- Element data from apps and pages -
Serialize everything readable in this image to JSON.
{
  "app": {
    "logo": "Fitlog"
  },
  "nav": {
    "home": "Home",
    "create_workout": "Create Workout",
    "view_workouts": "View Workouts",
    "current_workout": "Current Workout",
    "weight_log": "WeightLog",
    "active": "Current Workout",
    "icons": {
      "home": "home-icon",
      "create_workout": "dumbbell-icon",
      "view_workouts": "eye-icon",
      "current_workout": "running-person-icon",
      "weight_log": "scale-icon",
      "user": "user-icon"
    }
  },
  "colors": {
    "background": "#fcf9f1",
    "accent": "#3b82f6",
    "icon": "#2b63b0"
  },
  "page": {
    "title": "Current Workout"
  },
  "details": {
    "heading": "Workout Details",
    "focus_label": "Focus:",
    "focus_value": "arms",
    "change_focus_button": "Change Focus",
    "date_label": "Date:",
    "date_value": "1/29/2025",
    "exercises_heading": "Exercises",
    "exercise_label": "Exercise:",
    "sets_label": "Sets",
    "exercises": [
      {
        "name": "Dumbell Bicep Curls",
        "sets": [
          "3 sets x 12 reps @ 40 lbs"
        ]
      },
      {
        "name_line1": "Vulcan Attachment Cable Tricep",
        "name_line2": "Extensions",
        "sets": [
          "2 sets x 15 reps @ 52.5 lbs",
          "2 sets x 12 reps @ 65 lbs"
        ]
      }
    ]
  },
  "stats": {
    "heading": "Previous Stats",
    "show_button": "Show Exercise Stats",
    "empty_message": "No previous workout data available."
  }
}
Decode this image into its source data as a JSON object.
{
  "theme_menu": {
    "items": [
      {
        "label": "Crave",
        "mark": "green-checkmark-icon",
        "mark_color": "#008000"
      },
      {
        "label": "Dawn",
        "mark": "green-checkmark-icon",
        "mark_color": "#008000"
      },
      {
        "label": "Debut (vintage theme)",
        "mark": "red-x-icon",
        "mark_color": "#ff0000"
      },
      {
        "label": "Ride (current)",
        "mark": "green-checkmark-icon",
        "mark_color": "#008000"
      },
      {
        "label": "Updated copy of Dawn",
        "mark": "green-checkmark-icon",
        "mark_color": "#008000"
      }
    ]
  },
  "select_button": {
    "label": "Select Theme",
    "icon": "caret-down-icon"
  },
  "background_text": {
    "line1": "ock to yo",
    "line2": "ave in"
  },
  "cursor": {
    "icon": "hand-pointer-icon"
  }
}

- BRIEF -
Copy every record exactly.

- SOLUTION TO THIS EXERCISE -
Serialize everything readable in this image to JSON.
{
  "app": {
    "logo": "Fitlog"
  },
  "nav": {
    "home": "Home",
    "create_workout": "Create Workout",
    "view_workouts": "View Workouts",
    "current_workout": "Current Workout",
    "weight_log": "WeightLog",
    "active": "Current Workout",
    "icons": {
      "home": "home-icon",
      "create_workout": "dumbbell-icon",
      "view_workouts": "eye-icon",
      "current_workout": "running-person-icon",
      "weight_log": "scale-icon",
      "user": "user-icon"
    }
  },
  "colors": {
    "background": "#fcf9f1",
    "accent": "#3b82f6",
    "icon": "#2b63b0"
  },
  "page": {
    "title": "Current Workout"
  },
  "details": {
    "heading": "Workout Details",
    "focus_label": "Focus:",
    "focus_value": "arms",
    "change_focus_button": "Change Focus",
    "date_label": "Date:",
    "date_value": "1/29/2025",
    "exercises_heading": "Exercises",
    "exercise_label": "Exercise:",
    "sets_label": "Sets",
    "exercises": [
      {
        "name": "Dumbell Bicep Curls",
        "sets": [
          "3 sets x 12 reps @ 40 lbs"
        ]
      },
      {
        "name_line1": "Vulcan Attachment Cable Tricep",
        "name_line2": "Extensions",
        "sets": [
          "2 sets x 15 reps @ 52.5 lbs",
          "2 sets x 12 reps @ 65 lbs"
        ]
      }
    ]
  },
  "stats": {
    "heading": "Previous Stats",
    "show_button": "Show Exercise Stats",
    "empty_message": "No previous workout data available."
  }
}
Decode this image into its source data as a JSON object.
{
  "theme_menu": {
    "items": [
      {
        "label": "Crave",
        "mark": "green-checkmark-icon",
        "mark_color": "#008000"
      },
      {
        "label": "Dawn",
        "mark": "green-checkmark-icon",
        "mark_color": "#008000"
      },
      {
        "label": "Debut (vintage theme)",
        "mark": "red-x-icon",
        "mark_color": "#ff0000"
      },
      {
        "label": "Ride (current)",
        "mark": "green-checkmark-icon",
        "mark_color": "#008000"
      },
      {
        "label": "Updated copy of Dawn",
        "mark": "green-checkmark-icon",
        "mark_color": "#008000"
      }
    ]
  },
  "select_button": {
    "label": "Select Theme",
    "icon": "caret-down-icon"
  },
  "background_text": {
    "line1": "ock to yo",
    "line2": "ave in"
  },
  "cursor": {
    "icon": "hand-pointer-icon"
  }
}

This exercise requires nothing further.